No matter how great your idea is, the difference between your business proposal and someone else’s could boil down to the look and feel. A title page, header and footer, table of contents, and other elements separate a professional-looking document from a dull sea of text. It’s worth your time to learn how Word’s tools and wizards make such formatting easy—and keep exploring other ways to present your work in the best possible light.
Headers and footers
Any type of professional-looking document should have headers and footers. Headers and footers are where the title of your document, the page number, and any footnotes and citations you’ve referenced in the body of your paper will reside. Based on the type of document you’re creating, you’ll want a header, footer, or both to house relevant information for the reader to reference.
Creating a header and/or footer
To get to the Header and Footer submenu, click Insert. Depending on which you want to insert, click on either the Header or Footer drop-down menu, and select a format for the section.
If you’re creating both a header and a footer, you’ll want to pick the same format to ensure you end up with a consistent-looking document.
Adding content to your header/footer
The header and footer Design ribbon has all the tools you’ll need to add content to those sections.

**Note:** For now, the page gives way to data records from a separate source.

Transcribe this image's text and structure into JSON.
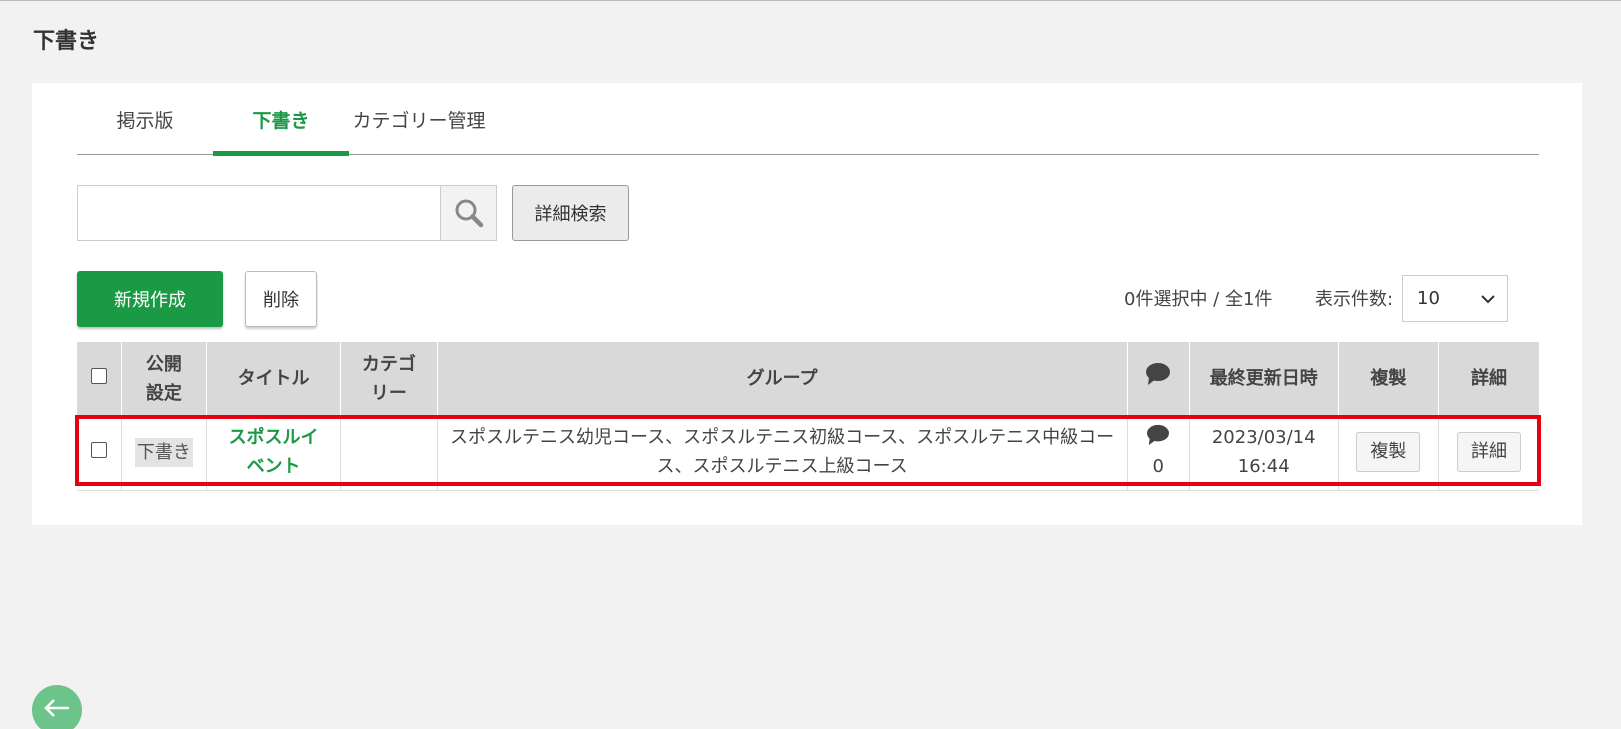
{
  "page": {
    "title": "下書き"
  },
  "tabs": [
    {
      "label": "掲示版",
      "active": false
    },
    {
      "label": "下書き",
      "active": true
    },
    {
      "label": "カテゴリー管理",
      "active": false
    }
  ],
  "search": {
    "value": "",
    "placeholder": "",
    "advanced_label": "詳細検索"
  },
  "actions": {
    "new_label": "新規作成",
    "delete_label": "削除"
  },
  "selection": {
    "count_text": "0件選択中 / 全1件",
    "per_page_label": "表示件数:",
    "per_page_value": "10"
  },
  "table": {
    "headers": {
      "visibility": "公開設定",
      "title": "タイトル",
      "category": "カテゴリー",
      "group": "グループ",
      "comments_icon": "comment-icon",
      "updated": "最終更新日時",
      "duplicate": "複製",
      "detail": "詳細"
    },
    "rows": [
      {
        "status": "下書き",
        "title": "スポスルイベント",
        "category": "",
        "group": "スポスルテニス幼児コース、スポスルテニス初級コース、スポスルテニス中級コース、スポスルテニス上級コース",
        "comments": "0",
        "updated_date": "2023/03/14",
        "updated_time": "16:44",
        "duplicate_label": "複製",
        "detail_label": "詳細"
      }
    ]
  },
  "colors": {
    "accent": "#1a9a44",
    "highlight": "#e60012",
    "back_button": "#6cc48b"
  }
}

The first thing everyone should add is a page number. In the ‘Header & Footer’ section of the Insert ribbon, click the Page Number drop-down menu and select the formatting. In addition to the options built into Word, you can find user-submitted choices on Office.com.
To give your page numbers the book effect (page numbers show up on the lefthand or righthand sides of pages alternately), check Different Odd & Even Pages. Now, you can change content in your headers and footers on odd and even pages independently.
From there, use the Insert Page Numbers tool and text justification settings on the “Home Ribbon” to have them appear on the left and right hand side of your document.
You can also insert the date and time the document was created using the Date & Time wizard on the Text submenu, choosing from a wide variety of formats. Use the left, center, and right justification options in the Home ribbon to align your content within the header and footer.
Tables of contents
Microsoft made it pretty easy to create a table of contents that is both functional and attractive. Best of all, some of the options will update your table of contents automatically, so you don’t need to update titles or page numbers every time you make a change.
A note on header styling
To take best advantage of the automatic tables of contents, make sure your in-document headers are formatted appropriately. Select the header text you’d like to format, and click Home.
In the Styles submenu, you’ll see options for Heading 1, Heading 2, and Heading 3. Just mouse over any of these header options to preview that style on your text, and click to apply.
Make sure your headings are used hierarchically. Heading 1 should be a major section, while Heading 2 should be a subsection, for example.
Next, I'll show you how to insert your table of contents into your document.